This passageway was so pitch black, only the flash of the camera lights it up. Maria’s “home” in this block was so awful, and her plight so distressing that we felt unable to take photos of her.
The lady you can see in the photo was very sweet and friendly despite her terrible living condition, but at least she had some form of heating and electricity. She is diabetic and has hypertension – her diabetes medicine is free, but nothing else. She has a small pension, but after she has paid her rent and bills, she has 45lei (around £8) a month to live on. The first thing she asked me was whether she would be given wood again like last year (you may remember our Christmas appeal for fuel) – I broke the habit of a lifetime and promised her that she would!
Whilst it was very hard to see how these old people live, and knowing that our 10 ladies are just the tip of the iceberg, it was really good to meet Julian and I am sure that with the funding from HAH he really provides a lifeline – indeed he is providing the safety net which is really the responsibility of the State. I hope we can help Julian to look into the area of advocacy, but in the meantime it is a project that we will continue to fund and support as best we can.
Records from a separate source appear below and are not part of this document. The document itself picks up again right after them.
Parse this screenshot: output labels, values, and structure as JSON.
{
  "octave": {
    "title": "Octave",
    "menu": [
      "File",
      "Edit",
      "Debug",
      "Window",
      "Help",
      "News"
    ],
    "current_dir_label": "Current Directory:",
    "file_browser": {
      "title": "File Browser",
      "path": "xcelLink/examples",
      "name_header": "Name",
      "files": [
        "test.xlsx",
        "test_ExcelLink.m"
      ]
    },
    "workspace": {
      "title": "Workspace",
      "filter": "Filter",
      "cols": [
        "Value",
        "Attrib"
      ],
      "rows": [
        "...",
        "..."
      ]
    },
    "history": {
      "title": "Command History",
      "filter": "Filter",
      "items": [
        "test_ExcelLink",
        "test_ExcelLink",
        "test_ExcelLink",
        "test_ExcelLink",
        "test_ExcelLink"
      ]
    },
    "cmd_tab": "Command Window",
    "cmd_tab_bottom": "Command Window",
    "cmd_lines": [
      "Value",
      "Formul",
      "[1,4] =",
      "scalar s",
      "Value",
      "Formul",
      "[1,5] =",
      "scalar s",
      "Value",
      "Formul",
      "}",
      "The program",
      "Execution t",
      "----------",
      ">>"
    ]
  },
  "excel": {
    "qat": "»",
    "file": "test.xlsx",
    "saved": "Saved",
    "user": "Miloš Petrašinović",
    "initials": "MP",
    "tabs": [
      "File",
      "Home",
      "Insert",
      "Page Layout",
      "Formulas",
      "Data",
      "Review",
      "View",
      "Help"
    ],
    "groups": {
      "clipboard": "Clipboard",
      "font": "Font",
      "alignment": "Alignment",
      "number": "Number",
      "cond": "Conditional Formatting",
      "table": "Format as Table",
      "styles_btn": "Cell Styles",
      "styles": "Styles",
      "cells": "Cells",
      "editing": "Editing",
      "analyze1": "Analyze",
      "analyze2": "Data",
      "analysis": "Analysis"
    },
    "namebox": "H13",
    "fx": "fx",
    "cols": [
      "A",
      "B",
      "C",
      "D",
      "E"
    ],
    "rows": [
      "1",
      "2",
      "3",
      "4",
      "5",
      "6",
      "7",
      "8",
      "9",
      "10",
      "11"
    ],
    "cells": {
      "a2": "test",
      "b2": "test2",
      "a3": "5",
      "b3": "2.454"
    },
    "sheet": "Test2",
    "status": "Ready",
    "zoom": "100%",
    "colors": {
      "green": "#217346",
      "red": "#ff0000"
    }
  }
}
In Arad, we stayed with Ken and Katy Cloke who run the charity Vis De Copil. They have day centre called the Secret Garden. In the morning, they cater for poor families from the local area, and in the afternoon it is open for street kids and homeless people, mainly Roma. They provide food, showers, first aid, a washing machine. They run various play and craft activities for the kids/children, as well as counselling and help for the adults. Many of the older street kids (18+) like to join in with the craft activities as they have had no real childhood! Talking at length with Ken and Katy, I was struck by what an amazing job they do. They work with the most marginalised, dispossessed and poverty stricken people.
At present, we support Vis de Copil by paying the salary of 1 worker, Irina. She started coming to the centre as a “client”, then progressed to a volunteer, and now she is employed. She mainly helps out with the children, but also helps with the volunteers, literacy/numeracy support, advocacy, as well as anything else which needs doing! Her employment has had a hugely positive impact, both in terms of helping the “clients” and taking some of the everyday strain off Ken and Katy.
This is a project which is having a massive impact on the lives of those it helps, and one which I hope HAH will be able to support in a greater way in the future.
In conclusion, it was really worthwhile to see first hand that the money we raise here in the shop is vital in developing and supporting communities in Romania, as well as providing lifelines for people living in the most extreme poverty.